Toc H is an international movement instigated by the Reverend Philip Thomas Byard (Tubby) Clayton as a way to perpetuate the Fellowship developed in Talbot House, a soldiers’ club run by him in Poperinge, Belgium from 1915-1918. It is from the contemporary phonetic alphabet for TH (Talbot House) that Toc H takes its unique name. See History of Toc H for further information.
Toc H members seek to ease the burdens of others through acts of service. They also promote reconciliation and work to bring disparate sections of society together. Many members belong to branches which may organise such localised activities as hospital visits or entertainment for the residents of care homes. Other members may act individually to carry out some form of service which could be as simple as getting a neighbour’s shopping or visiting someone who is housebound. A few more formally organised projects such as residential holidays for special groups still take place. Historically the Toc H movement has been responsible for starting or collaborating in some of the most innovative forms of social service.
Toc H is also active through its partners. Over the years, many projects that began in Toc H now exist as independent organisations including the Winant-Clayton Volunteers; the School under Sky and the associated Friends of Khasdobir;
As mentioned above Fellowship sits alongside Service as a fundamental aim of Toc H and many branches still meet regularly to share in this aspect. Toc H is a Christian based Movement that welcomes those of other, and of no religion, into its fold and chooses to promote Christianity through deed and example rather than by preaching. There is some ceremony involved in branch meetings most notably the act of taking Light. Tubby’s birthday (which almost coincides with the anniversary of the original opening of Talbot House) is also celebrated annually with the World Chain of Light which unites branches around the world. There are strong overseas pockets of Toc H – particularly in Australia and Belgium – which carry out activities in the name of Toc H. In post-colonial countries such as Zimbabwe too, remaining members make small but vital contributions to the community.
Toc H has branches and members in the UK; Australia; Belgium; India; Zimbabwe; South Africa; Gibraltar; France and elsewhere. The commonality of this worldwide movement is its shared ethos which is best summed up in the Four Points of the Compass which express the fundamental beliefs of Toc H and were originally drawn up in 1920. These are Fellowship (To Love Widely); Service (To Build Bravely); Fairmindedness (To Think Fairly); and the Kingdom of God (To Witness Humbly).
Current status of Toc H in the UK
The changing face of the charity sector and a number of other factors brought Toc H to a critical stage at the end of the 20th century. The traditional branch meeting approach does not suit the lifestyle of many and increased regulation had an affect on branch activities and the project scene that had been prevalent in Toc H for many years. Membership had been in decline and Toc H faced a financial crisis. Thankfully, it had acquired an extensive property portfolio over the years, and the sale of this is allowing it to meet its obligations. All paid staff were made redundant by 2008 and Toc H is now run entirely by volunteers (Except for a part-time administrator and accounts staff). However, the passion and determination of these people is ensuring that Toc H overcomes its problems and enters a period of renewal. As Toc H UK approaches its centenary in December 2019, Toc H stands proud in its mission to bring people together in reconciliation and reach out to those members of society most in need.
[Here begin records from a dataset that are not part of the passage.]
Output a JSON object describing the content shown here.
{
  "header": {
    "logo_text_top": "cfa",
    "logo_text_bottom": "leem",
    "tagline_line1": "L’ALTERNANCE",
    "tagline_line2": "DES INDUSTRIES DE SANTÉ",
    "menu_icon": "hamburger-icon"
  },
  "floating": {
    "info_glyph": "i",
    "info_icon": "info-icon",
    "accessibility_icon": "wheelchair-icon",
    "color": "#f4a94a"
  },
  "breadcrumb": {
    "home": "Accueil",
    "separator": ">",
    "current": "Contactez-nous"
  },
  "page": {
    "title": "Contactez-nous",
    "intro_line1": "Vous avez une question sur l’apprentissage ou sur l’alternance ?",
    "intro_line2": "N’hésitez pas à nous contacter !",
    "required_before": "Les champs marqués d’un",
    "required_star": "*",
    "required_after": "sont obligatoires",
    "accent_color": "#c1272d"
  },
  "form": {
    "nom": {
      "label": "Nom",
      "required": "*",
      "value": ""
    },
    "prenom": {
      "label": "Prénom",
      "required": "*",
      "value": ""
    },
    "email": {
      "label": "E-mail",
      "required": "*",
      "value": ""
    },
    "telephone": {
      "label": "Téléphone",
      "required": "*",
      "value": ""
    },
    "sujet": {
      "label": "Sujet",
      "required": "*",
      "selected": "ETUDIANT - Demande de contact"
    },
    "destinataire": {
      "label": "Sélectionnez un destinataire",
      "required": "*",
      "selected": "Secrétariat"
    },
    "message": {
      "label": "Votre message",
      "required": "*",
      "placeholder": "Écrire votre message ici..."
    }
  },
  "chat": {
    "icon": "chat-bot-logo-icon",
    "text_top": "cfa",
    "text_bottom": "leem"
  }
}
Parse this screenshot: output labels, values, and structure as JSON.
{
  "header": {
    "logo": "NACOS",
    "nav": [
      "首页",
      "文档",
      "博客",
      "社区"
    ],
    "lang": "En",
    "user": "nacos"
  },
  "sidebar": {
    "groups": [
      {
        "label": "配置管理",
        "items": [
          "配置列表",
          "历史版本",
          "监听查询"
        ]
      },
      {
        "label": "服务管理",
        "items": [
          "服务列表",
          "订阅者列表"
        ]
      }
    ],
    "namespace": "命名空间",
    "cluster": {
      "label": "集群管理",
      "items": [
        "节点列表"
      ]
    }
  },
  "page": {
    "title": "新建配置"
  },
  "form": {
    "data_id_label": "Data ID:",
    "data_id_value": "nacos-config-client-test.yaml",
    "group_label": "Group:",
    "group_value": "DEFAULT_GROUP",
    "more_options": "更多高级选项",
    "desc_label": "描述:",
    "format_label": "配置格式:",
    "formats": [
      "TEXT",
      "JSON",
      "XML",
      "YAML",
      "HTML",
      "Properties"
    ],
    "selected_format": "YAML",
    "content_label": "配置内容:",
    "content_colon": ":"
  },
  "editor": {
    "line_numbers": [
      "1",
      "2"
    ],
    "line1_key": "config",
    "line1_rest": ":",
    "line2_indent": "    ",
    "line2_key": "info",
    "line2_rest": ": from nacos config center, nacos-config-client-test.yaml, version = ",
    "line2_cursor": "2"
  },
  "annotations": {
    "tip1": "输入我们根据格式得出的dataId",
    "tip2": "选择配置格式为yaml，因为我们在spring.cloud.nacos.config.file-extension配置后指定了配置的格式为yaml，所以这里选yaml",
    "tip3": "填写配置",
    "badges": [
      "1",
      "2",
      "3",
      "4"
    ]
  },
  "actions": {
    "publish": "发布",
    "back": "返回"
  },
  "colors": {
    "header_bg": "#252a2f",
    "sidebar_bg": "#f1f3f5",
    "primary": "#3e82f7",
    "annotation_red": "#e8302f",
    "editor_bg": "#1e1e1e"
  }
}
Structure and Constitution
Toc H in the UK is a membership organisation managed by a board of trustees and governed by Royal Charter first granted in 1922. It is a registered charity (No. 211042 and SC045491).
Its charitable objectives as set out in the Royal Charter are: to advance the Christian religion, to advance education especially in regard to the study and practice of the social sciences, to promote the efficiency of Our Armed Forces, to promote the rehabilitation of offenders, to provide or assist in the provision of facilities for recreation or other leisure time occupations with the object of improving conditions of life, particularly among young people, to give relief to the poor and aged, to give assistance to the sick and to promote such other charitable purposes which Toc H may determine.